*Action item*
Select every line containing the word "CRONUS" from the material, and copy those lines.

*Entries supplied*
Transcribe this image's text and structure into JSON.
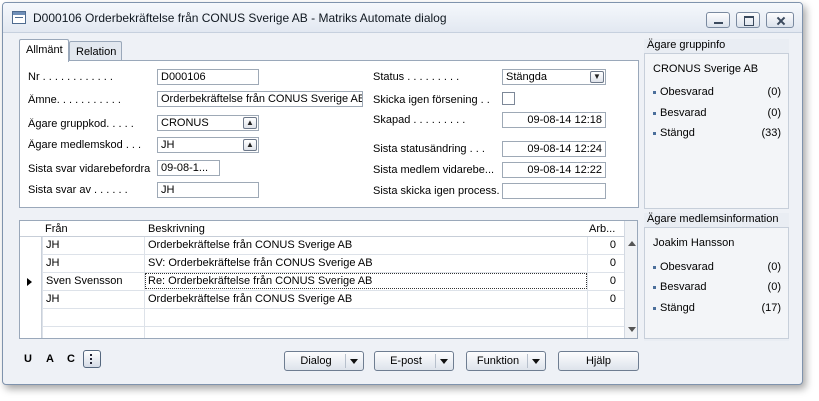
{
  "window": {
    "title": "D000106 Orderbekräftelse från CONUS Sverige AB - Matriks Automate dialog"
  },
  "tabs": [
    {
      "label": "Allmänt",
      "active": true
    },
    {
      "label": "Relation",
      "active": false
    }
  ],
  "general": {
    "nr_label": "Nr . . . . . . . . . . . .",
    "nr_value": "D000106",
    "amne_label": "Ämne. . . . . . . . . . .",
    "amne_value": "Orderbekräftelse från CONUS Sverige AB",
    "agare_grupp_label": "Ägare gruppkod. . . . .",
    "agare_grupp_value": "CRONUS",
    "agare_medlem_label": "Ägare medlemskod . . .",
    "agare_medlem_value": "JH",
    "sista_svar_vid_label": "Sista svar vidarebefordra",
    "sista_svar_vid_value": "09-08-1...",
    "sista_svar_av_label": "Sista svar av . . . . . .",
    "sista_svar_av_value": "JH",
    "status_label": "Status . . . . . . . . .",
    "status_value": "Stängda",
    "skicka_label": "Skicka igen försening . .",
    "skapad_label": "Skapad . . . . . . . . .",
    "skapad_value": "09-08-14 12:18",
    "sista_status_label": "Sista statusändring . . .",
    "sista_status_value": "09-08-14 12:24",
    "sista_medlem_label": "Sista medlem vidarebe...",
    "sista_medlem_value": "09-08-14 12:22",
    "sista_skicka_label": "Sista skicka igen process.",
    "sista_skicka_value": ""
  },
  "group_panel": {
    "title": "Ägare gruppinfo",
    "name": "CRONUS Sverige AB",
    "items": [
      {
        "label": "Obesvarad",
        "count": "(0)"
      },
      {
        "label": "Besvarad",
        "count": "(0)"
      },
      {
        "label": "Stängd",
        "count": "(33)"
      }
    ]
  },
  "member_panel": {
    "title": "Ägare medlemsinformation",
    "name": "Joakim Hansson",
    "items": [
      {
        "label": "Obesvarad",
        "count": "(0)"
      },
      {
        "label": "Besvarad",
        "count": "(0)"
      },
      {
        "label": "Stängd",
        "count": "(17)"
      }
    ]
  },
  "table": {
    "headers": [
      "Från",
      "Beskrivning",
      "Arb..."
    ],
    "rows": [
      {
        "from": "JH",
        "desc": "Orderbekräftelse från CONUS Sverige AB",
        "arb": "0"
      },
      {
        "from": "JH",
        "desc": "SV: Orderbekräftelse från CONUS Sverige AB",
        "arb": "0"
      },
      {
        "from": "Sven Svensson",
        "desc": "Re: Orderbekräftelse från CONUS Sverige AB",
        "arb": "0"
      },
      {
        "from": "JH",
        "desc": "Orderbekräftelse från CONUS Sverige AB",
        "arb": "0"
      }
    ]
  },
  "footer": {
    "u": "U",
    "a": "A",
    "c": "C",
    "buttons": {
      "dialog": "Dialog",
      "epost": "E-post",
      "funktion": "Funktion",
      "hjalp": "Hjälp"
    }
  }
}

*Response to this task*
    "agare_grupp_value": "CRONUS",
    "name": "CRONUS Sverige AB",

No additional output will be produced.